Two graphics designed by the Capital Region BOCES Communications Service provide a quick overview of the changes in the school lunch program. Here are the graphics. Click on the graphic to download it or read it in PDF format.
January 13, 2012
Healthy Hunger-Free Kids Act of 2010
As part of the federal Healthy Hunger-Free Kids Act of 2010, school lunches must meet strict federal guidelines beginning in September. The new rules will require school food programs to:
▪ Serve larger portions of fruits and vegetables.
▪ Offer dark green and deep orange vegetables and legumes every week.
▪ Use whole grains in half of the grains served.
▪ Reduce salt by 10 percent.
▪ Only sell 1 percent or fat-free milk and fat-free flavored milk.
▪ Offer five food components at every lunch including a grain, meat, fruit, vegetable and milk.
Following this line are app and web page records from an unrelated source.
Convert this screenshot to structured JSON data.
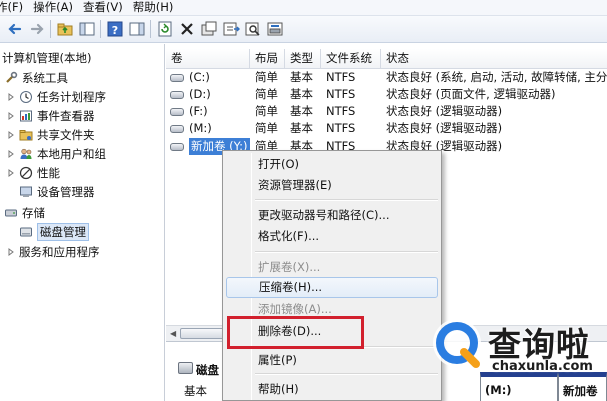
{
  "menubar": {
    "items": [
      "作(F)",
      "操作(A)",
      "查看(V)",
      "帮助(H)"
    ]
  },
  "icons": {
    "toolbar": [
      "back-arrow-icon",
      "forward-arrow-icon",
      "up-folder-icon",
      "show-tree-icon",
      "help-icon",
      "show-panel-icon",
      "refresh-icon",
      "delete-icon",
      "properties-icon",
      "export-icon",
      "search-icon",
      "disk-manage-icon"
    ]
  },
  "tree": {
    "root": "计算机管理(本地)",
    "items": [
      {
        "label": "系统工具",
        "icon": "tools-icon"
      },
      {
        "label": "任务计划程序",
        "icon": "clock-icon"
      },
      {
        "label": "事件查看器",
        "icon": "event-viewer-icon"
      },
      {
        "label": "共享文件夹",
        "icon": "shared-folder-icon"
      },
      {
        "label": "本地用户和组",
        "icon": "users-icon"
      },
      {
        "label": "性能",
        "icon": "no-entry-icon"
      },
      {
        "label": "设备管理器",
        "icon": "device-manager-icon"
      },
      {
        "label": "存储",
        "icon": "storage-icon"
      },
      {
        "label": "磁盘管理",
        "icon": "disk-icon"
      },
      {
        "label": "服务和应用程序",
        "icon": "services-icon"
      }
    ]
  },
  "table": {
    "headers": [
      "卷",
      "布局",
      "类型",
      "文件系统",
      "状态"
    ],
    "rows": [
      {
        "vol": "(C:)",
        "layout": "简单",
        "type": "基本",
        "fs": "NTFS",
        "status": "状态良好 (系统, 启动, 活动, 故障转储, 主分"
      },
      {
        "vol": "(D:)",
        "layout": "简单",
        "type": "基本",
        "fs": "NTFS",
        "status": "状态良好 (页面文件, 逻辑驱动器)"
      },
      {
        "vol": "(F:)",
        "layout": "简单",
        "type": "基本",
        "fs": "NTFS",
        "status": "状态良好 (逻辑驱动器)"
      },
      {
        "vol": "(M:)",
        "layout": "简单",
        "type": "基本",
        "fs": "NTFS",
        "status": "状态良好 (逻辑驱动器)"
      },
      {
        "vol": "新加卷 (Y:)",
        "layout": "简单",
        "type": "基本",
        "fs": "NTFS",
        "status": "状态良好 (逻辑驱动器)"
      }
    ]
  },
  "diskarea": {
    "disk_label": "磁盘",
    "disk_type": "基本",
    "partitions": [
      "(M:)",
      "新加卷"
    ]
  },
  "context_menu": {
    "items": [
      {
        "label": "打开(O)",
        "disabled": false
      },
      {
        "label": "资源管理器(E)",
        "disabled": false
      },
      {
        "label": "更改驱动器号和路径(C)...",
        "disabled": false
      },
      {
        "label": "格式化(F)...",
        "disabled": false
      },
      {
        "label": "扩展卷(X)...",
        "disabled": true
      },
      {
        "label": "压缩卷(H)...",
        "disabled": false
      },
      {
        "label": "添加镜像(A)...",
        "disabled": true
      },
      {
        "label": "删除卷(D)...",
        "disabled": false
      },
      {
        "label": "属性(P)",
        "disabled": false
      },
      {
        "label": "帮助(H)",
        "disabled": false
      }
    ]
  },
  "highlight": {
    "color": "#d2202d"
  },
  "watermark": {
    "text": "查询啦",
    "url": "chaxunla.com",
    "colors": {
      "blue": "#2a7de1",
      "orange": "#f5a019"
    }
  }
}
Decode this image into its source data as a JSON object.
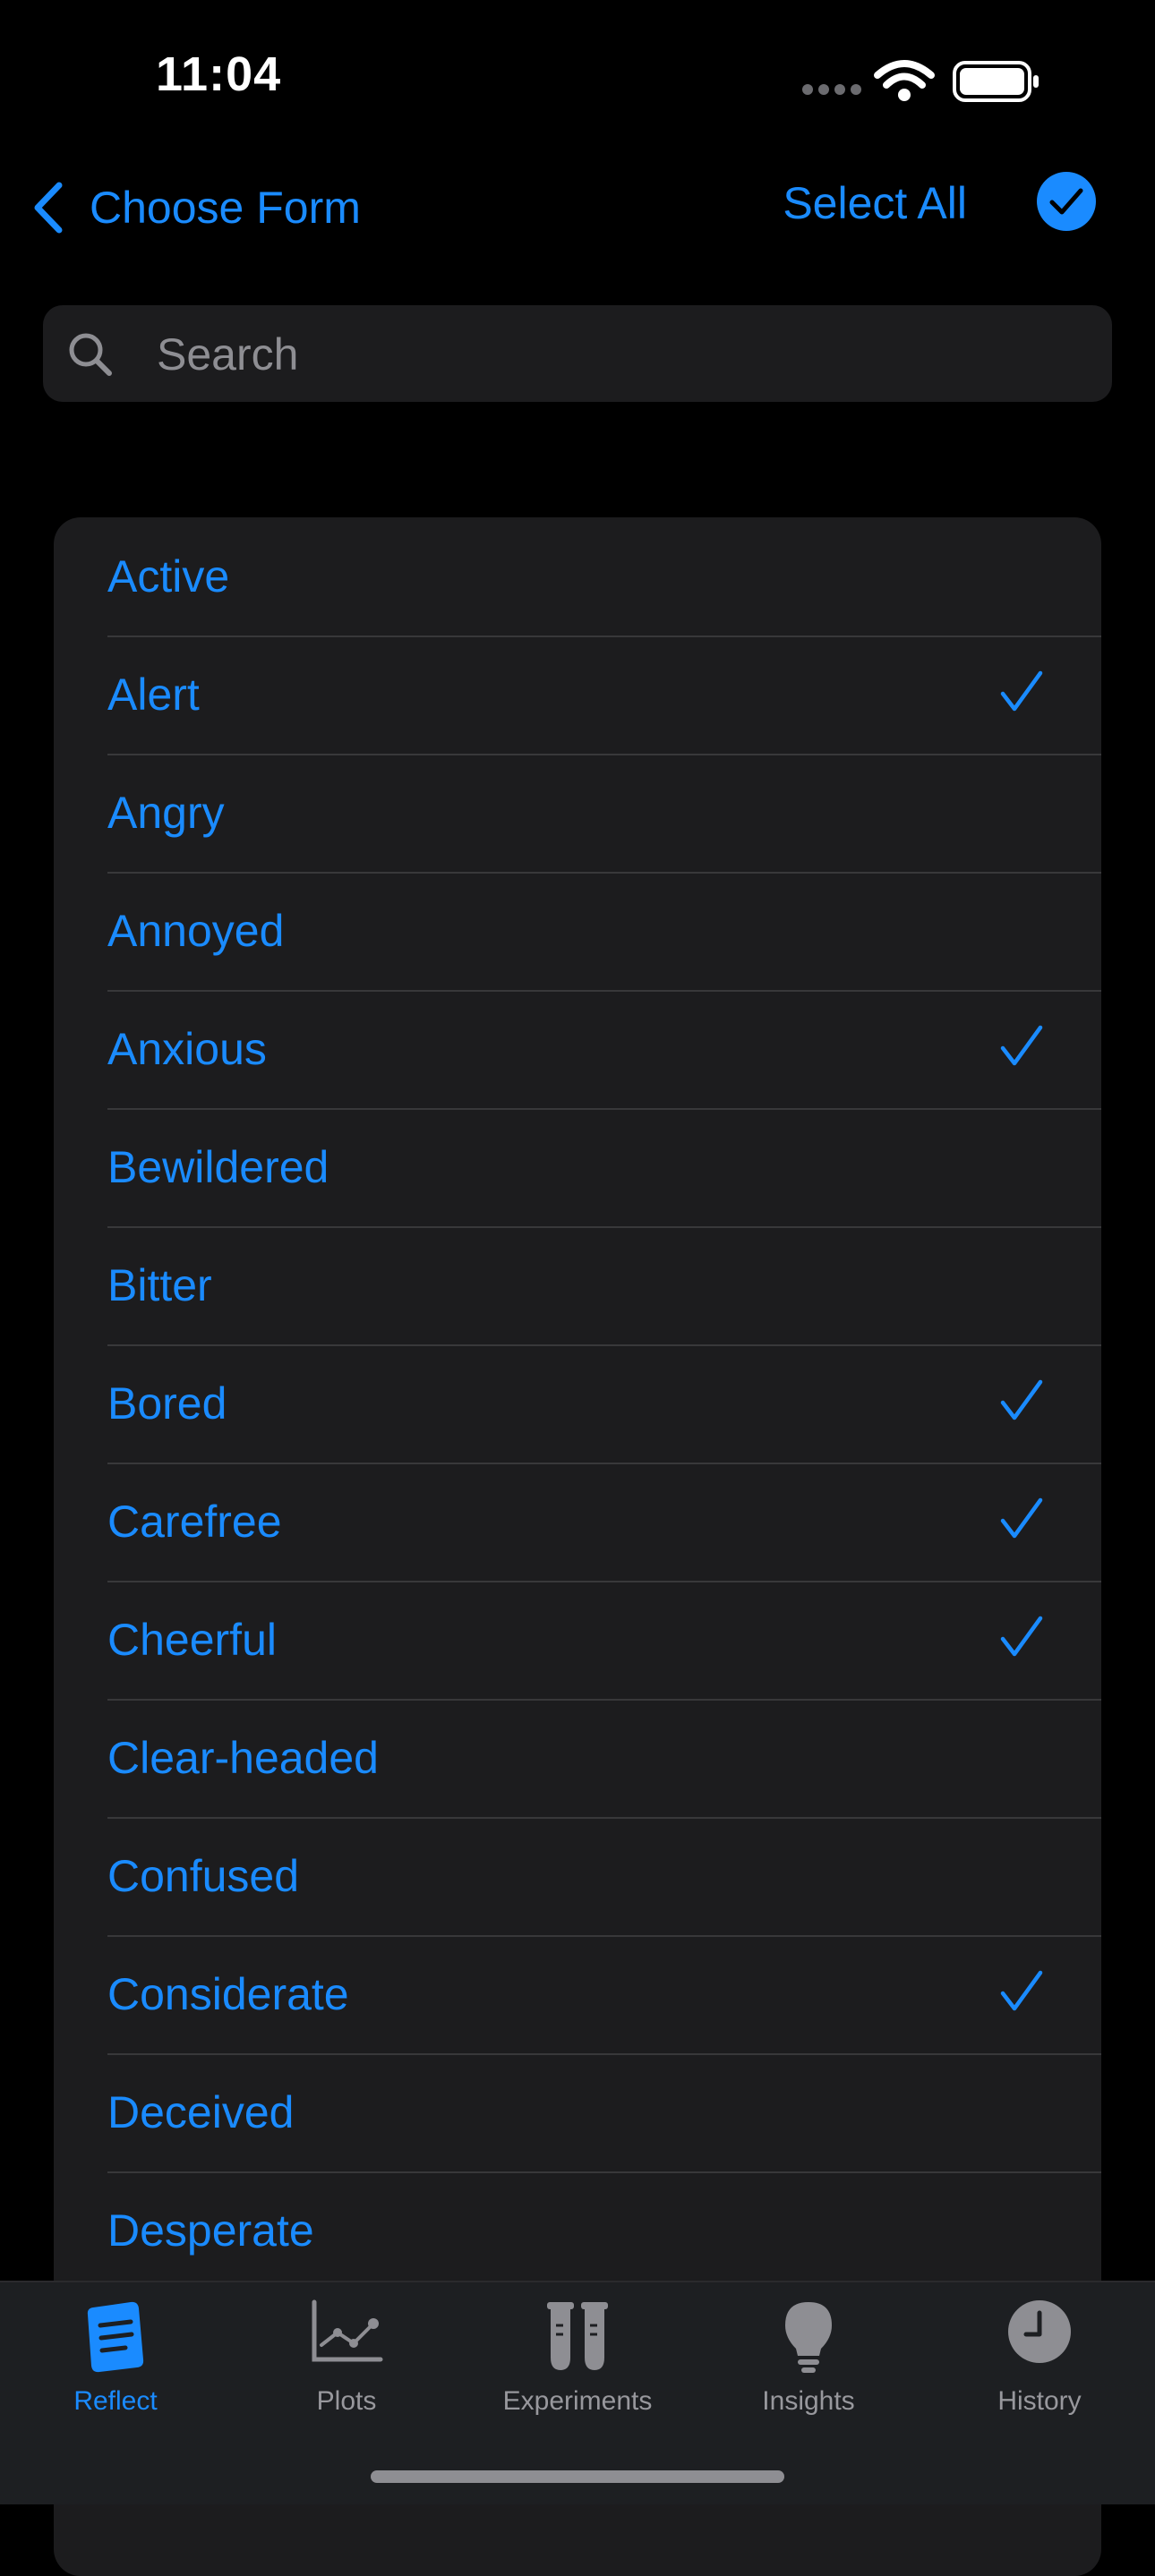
{
  "status_bar": {
    "time": "11:04"
  },
  "nav": {
    "back_label": "Choose Form",
    "select_all_label": "Select All"
  },
  "search": {
    "placeholder": "Search",
    "value": ""
  },
  "items": [
    {
      "label": "Active",
      "checked": false
    },
    {
      "label": "Alert",
      "checked": true
    },
    {
      "label": "Angry",
      "checked": false
    },
    {
      "label": "Annoyed",
      "checked": false
    },
    {
      "label": "Anxious",
      "checked": true
    },
    {
      "label": "Bewildered",
      "checked": false
    },
    {
      "label": "Bitter",
      "checked": false
    },
    {
      "label": "Bored",
      "checked": true
    },
    {
      "label": "Carefree",
      "checked": true
    },
    {
      "label": "Cheerful",
      "checked": true
    },
    {
      "label": "Clear-headed",
      "checked": false
    },
    {
      "label": "Confused",
      "checked": false
    },
    {
      "label": "Considerate",
      "checked": true
    },
    {
      "label": "Deceived",
      "checked": false
    },
    {
      "label": "Desperate",
      "checked": false
    }
  ],
  "tabs": [
    {
      "label": "Reflect",
      "icon": "document-icon",
      "active": true
    },
    {
      "label": "Plots",
      "icon": "line-chart-icon",
      "active": false
    },
    {
      "label": "Experiments",
      "icon": "test-tubes-icon",
      "active": false
    },
    {
      "label": "Insights",
      "icon": "lightbulb-icon",
      "active": false
    },
    {
      "label": "History",
      "icon": "clock-icon",
      "active": false
    }
  ],
  "colors": {
    "accent": "#1a8bff",
    "background": "#000000",
    "card": "#1c1c1e",
    "inactive": "#98989d"
  }
}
Additionally, students must take three of those components – and one must be a fruit or vegetable – in order for school districts to receive federal reimbursement for a lunch.
Read a summary of the legislation in this Times Union newspaper story [MORE]
USDA Non-Discrimination Statement
In accordance with Federal civil rights law and U.S. Department of Agriculture (USDA) civil rights regulations and policies, the USDA, its Agencies, offices, and employees, and institutions participating in or administering USDA programs are prohibited from discriminating based on race, color, national origin, sex, disability, age, or reprisal or retaliation for prior civil rights activity in any program or activity conducted or funded by USDA.
Persons with disabilities who require alternative means of communication for program information (e.g. Braille, large print, audiotape, American Sign Language, etc.), should contact the Agency (State or local) where they applied for benefits.
Individuals who are deaf, hard of hearing or have speech disabilities may contact USDA through the Federal Relay Service at (800) 877-8339. Additionally, program information may be made available in languages other than English.
To file a program complaint of
discrimination, complete the USDA Program Discrimination
Complaint Form, (AD-3027) found online at:
http://www.ascr.usda.gov/complaint_filing_cust.html, and at any
USDA office, or
write a letter addressed to USDA and provide in the letter all of the information requested in the form.
To request a copy of the complaint form, call (866) 632-9992.
Submit your completed form or letter to USDA by:
(1) mail: U.S.
Department of Agriculture
Office of the Assistant Secretary for Civil Rights
1400 Independence Avenue, SW
Washington, D.C. 20250-9410
(2) fax: (202) 690-7442 or
(3) email: email@example.com.
This institution is an equal opportunity provider.